I've called one fundamental example of this structure reverse syndication -- and Politico has started implementing it. Look at it this way: In the old days -- in the AP's ways -- Politico would have syndicated its story to other papers, which would have sold ads to earn the money to pay Politico. Now, of course, Politico's story is just a link and a click away. So now another paper -- say, the Chicago Tribune - can just link to Politico's story. That rewards Politico for creating the story. But what about also rewarding the Tribune for adding value through the link, sending audience to Politico? It would be in Politico's interest to pay the Tribune a share of its ad revenue for the article to encourage it to send more traffic and add more value. That is the missing piece.

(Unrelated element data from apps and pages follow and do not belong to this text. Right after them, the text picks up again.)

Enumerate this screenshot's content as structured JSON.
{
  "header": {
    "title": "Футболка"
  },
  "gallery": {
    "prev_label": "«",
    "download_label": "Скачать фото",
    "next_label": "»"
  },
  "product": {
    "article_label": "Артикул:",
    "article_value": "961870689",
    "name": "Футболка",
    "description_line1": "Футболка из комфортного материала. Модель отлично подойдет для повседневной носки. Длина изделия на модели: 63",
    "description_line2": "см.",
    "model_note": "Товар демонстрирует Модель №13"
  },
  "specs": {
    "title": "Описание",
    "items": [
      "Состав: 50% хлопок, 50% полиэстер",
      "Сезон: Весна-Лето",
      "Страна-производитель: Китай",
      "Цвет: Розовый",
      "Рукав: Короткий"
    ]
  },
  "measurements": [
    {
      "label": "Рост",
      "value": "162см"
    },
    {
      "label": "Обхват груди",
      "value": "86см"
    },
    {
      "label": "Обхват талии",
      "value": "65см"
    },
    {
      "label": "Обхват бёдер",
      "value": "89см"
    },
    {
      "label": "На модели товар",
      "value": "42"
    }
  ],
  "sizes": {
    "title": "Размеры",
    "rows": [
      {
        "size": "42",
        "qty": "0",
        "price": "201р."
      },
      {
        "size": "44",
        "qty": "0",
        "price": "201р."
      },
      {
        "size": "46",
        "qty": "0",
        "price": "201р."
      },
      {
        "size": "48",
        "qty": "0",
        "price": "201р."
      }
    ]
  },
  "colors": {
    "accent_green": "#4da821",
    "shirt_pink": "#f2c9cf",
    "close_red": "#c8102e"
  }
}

Now imagine this Politico story sits out there on the Internet with an ad on it and it is sharing that revenue with the Tribune proportional to the traffic the Tribune brings. Politico could sell that ad. But if the Tribune could get higher value, then it should sell the ad and share the revenue with Politico. Or a third party -- oh, I dunno, Google -- could sell the ad and share revenue with both. Whatever makes more money -- that's the question we should be asking; that's what's going to save the news business.
At the CUNY New Business Models for News Project, we are modeling the news ecosystem that we believe will emerge when a metro paper fades away. For our next project -- when funded -- I'd like to tackle this content marketplace infrastructure to look at what is needed: systems to track and pay and conventions to label content and draw audience to -- and thus support -- journalism at its source. With or without an AP, we need to improve the means by which original reporting is found and supported.

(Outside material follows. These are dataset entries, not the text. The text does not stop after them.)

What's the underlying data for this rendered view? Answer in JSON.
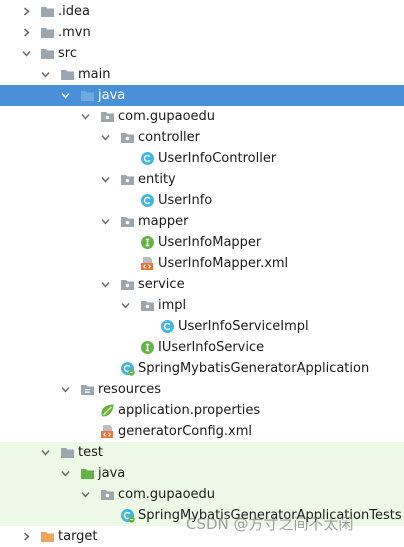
{
  "project_tree": {
    "nodes": [
      {
        "name": ".idea",
        "icon": "folder-icon",
        "state": "collapsed"
      },
      {
        "name": ".mvn",
        "icon": "folder-icon",
        "state": "collapsed"
      },
      {
        "name": "src",
        "icon": "folder-icon",
        "state": "expanded"
      },
      {
        "name": "main",
        "icon": "folder-icon",
        "state": "expanded"
      },
      {
        "name": "java",
        "icon": "source-root-folder-icon",
        "state": "expanded",
        "selected": true
      },
      {
        "name": "com.gupaoedu",
        "icon": "package-icon",
        "state": "expanded"
      },
      {
        "name": "controller",
        "icon": "package-icon",
        "state": "expanded"
      },
      {
        "name": "UserInfoController",
        "icon": "class-icon"
      },
      {
        "name": "entity",
        "icon": "package-icon",
        "state": "expanded"
      },
      {
        "name": "UserInfo",
        "icon": "class-icon"
      },
      {
        "name": "mapper",
        "icon": "package-icon",
        "state": "expanded"
      },
      {
        "name": "UserInfoMapper",
        "icon": "interface-icon"
      },
      {
        "name": "UserInfoMapper.xml",
        "icon": "xml-file-icon"
      },
      {
        "name": "service",
        "icon": "package-icon",
        "state": "expanded"
      },
      {
        "name": "impl",
        "icon": "package-icon",
        "state": "expanded"
      },
      {
        "name": "UserInfoServiceImpl",
        "icon": "class-icon"
      },
      {
        "name": "IUserInfoService",
        "icon": "interface-icon"
      },
      {
        "name": "SpringMybatisGeneratorApplication",
        "icon": "spring-boot-class-icon"
      },
      {
        "name": "resources",
        "icon": "resources-folder-icon",
        "state": "expanded"
      },
      {
        "name": "application.properties",
        "icon": "spring-properties-icon"
      },
      {
        "name": "generatorConfig.xml",
        "icon": "xml-file-icon"
      },
      {
        "name": "test",
        "icon": "folder-icon",
        "state": "expanded"
      },
      {
        "name": "java",
        "icon": "test-source-folder-icon",
        "state": "expanded"
      },
      {
        "name": "com.gupaoedu",
        "icon": "package-icon",
        "state": "expanded"
      },
      {
        "name": "SpringMybatisGeneratorApplicationTests",
        "icon": "spring-boot-class-icon"
      },
      {
        "name": "target",
        "icon": "excluded-folder-icon",
        "state": "collapsed"
      }
    ]
  },
  "watermark": "CSDN @方寸之间不太闲",
  "colors": {
    "selection": "#4a90d9",
    "test_background": "#eef8e6",
    "folder": "#9aa7b0",
    "source_folder": "#6fa9e0",
    "test_folder": "#62b543",
    "excluded_folder": "#f0a35a",
    "class": "#40b6e0",
    "interface": "#62b543",
    "xml": "#e8763c"
  }
}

Another project I'd like to tackle is the New York Times' favorite subject: how to support a Baghdad bureau in this new ecosystem. I don't know that I have the answer or that there is one. Global Post is one try. There may be a need for support from charitable sources (the subject of my Monday Guardian column, which I'll link to later). The AP and large, ambitious news organizations like The Times report from places where others can't afford to go; we need to look at how to continue to do this.
That leaves the AP's other role: translating content among media. Well, there's an entrepreneurial opportunity. On Twitter, Reuters' Chris Ahearn volunteered to step in. And online, there's really no need to do that anymore; it takes all media.

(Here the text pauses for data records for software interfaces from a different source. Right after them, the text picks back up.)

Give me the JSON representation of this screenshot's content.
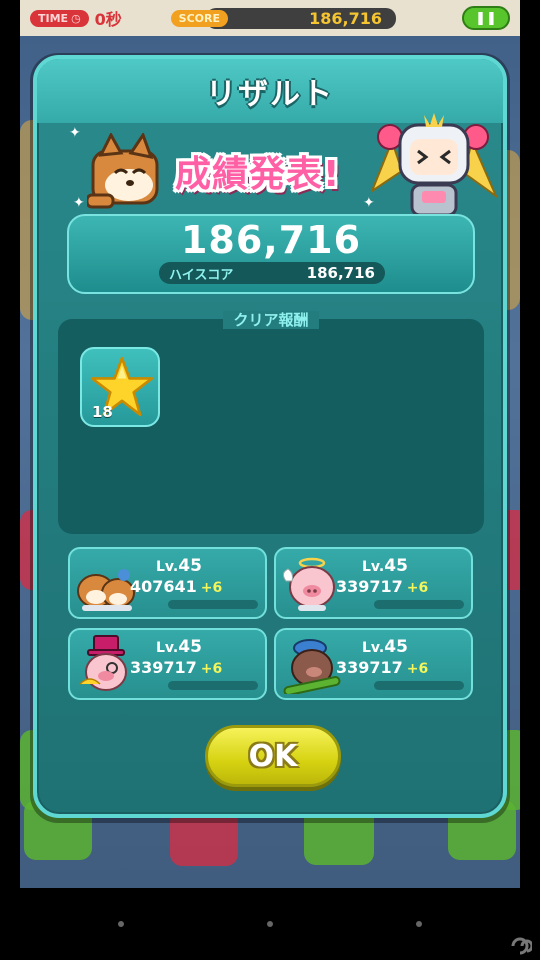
{
  "hud": {
    "time_label": "TIME",
    "time_value": "0秒",
    "score_label": "SCORE",
    "score_value": "186,716",
    "pause_icon": "pause-icon"
  },
  "dialog": {
    "title": "リザルト",
    "announcement": "成績発表!",
    "score": "186,716",
    "highscore_label": "ハイスコア",
    "highscore_value": "186,716",
    "reward_title": "クリア報酬",
    "reward": {
      "icon": "star-icon",
      "count": "18"
    },
    "characters": [
      {
        "name_icon": "dog-pair-icon",
        "level_prefix": "Lv.",
        "level": "45",
        "exp": "407641",
        "gain": "+6",
        "progress": 0.0
      },
      {
        "name_icon": "angel-pig-icon",
        "level_prefix": "Lv.",
        "level": "45",
        "exp": "339717",
        "gain": "+6",
        "progress": 0.0
      },
      {
        "name_icon": "magician-pig-icon",
        "level_prefix": "Lv.",
        "level": "45",
        "exp": "339717",
        "gain": "+6",
        "progress": 0.0
      },
      {
        "name_icon": "skater-pig-icon",
        "level_prefix": "Lv.",
        "level": "45",
        "exp": "339717",
        "gain": "+6",
        "progress": 0.0
      }
    ],
    "ok_label": "OK"
  },
  "colors": {
    "dialog_teal": "#237c7e",
    "accent_cyan": "#8ff1ee",
    "announcement_pink": "#ff5fa5",
    "ok_yellow": "#e8e42a"
  }
}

Could the AP remake itself? Doubtful. Its owners won't let it be run as a rational business -- redefining rational for the link economy. It also isn't structured to help its members remake themselves. I told the AP a decade ago, when I was still working for a client, that I wished it would start a national ad network for news sites, to help them succeed. But that's just not the way they think.
I've also speculated with folks with money about buying the AP and remaking it for the digital age, without the handcuffs of its ownership structure. But every time, we come back to the gigantic wind-down costs that would entail, getting rid of parts of the operation that aren't needed anymore. And that's the problem: much of it isn't needed anymore. Just ask the many newspapers that are canceling the service along with their $1-million-a-year bills. (See the Star-Ledger that was produced with a single AP pixel.)
So I think there are entrepreneurial opportunities to replace the AP and bring far greater benefit to content creators online -- all content creators, not just the old news oligopoly. It's time to break out the hammers.
(Disclosures: I am a partner at Daylife, a news aggregator. I was an adviser to Publish2, which also traffics in links. I was on the board of Moreover, which aggregates and creates feeds of headlines and links. I did all that because I see the potential of the link economy, by the way. I also wrote a book about Google -- have I told you about that? -- and have discussed many of these ideas with people there.)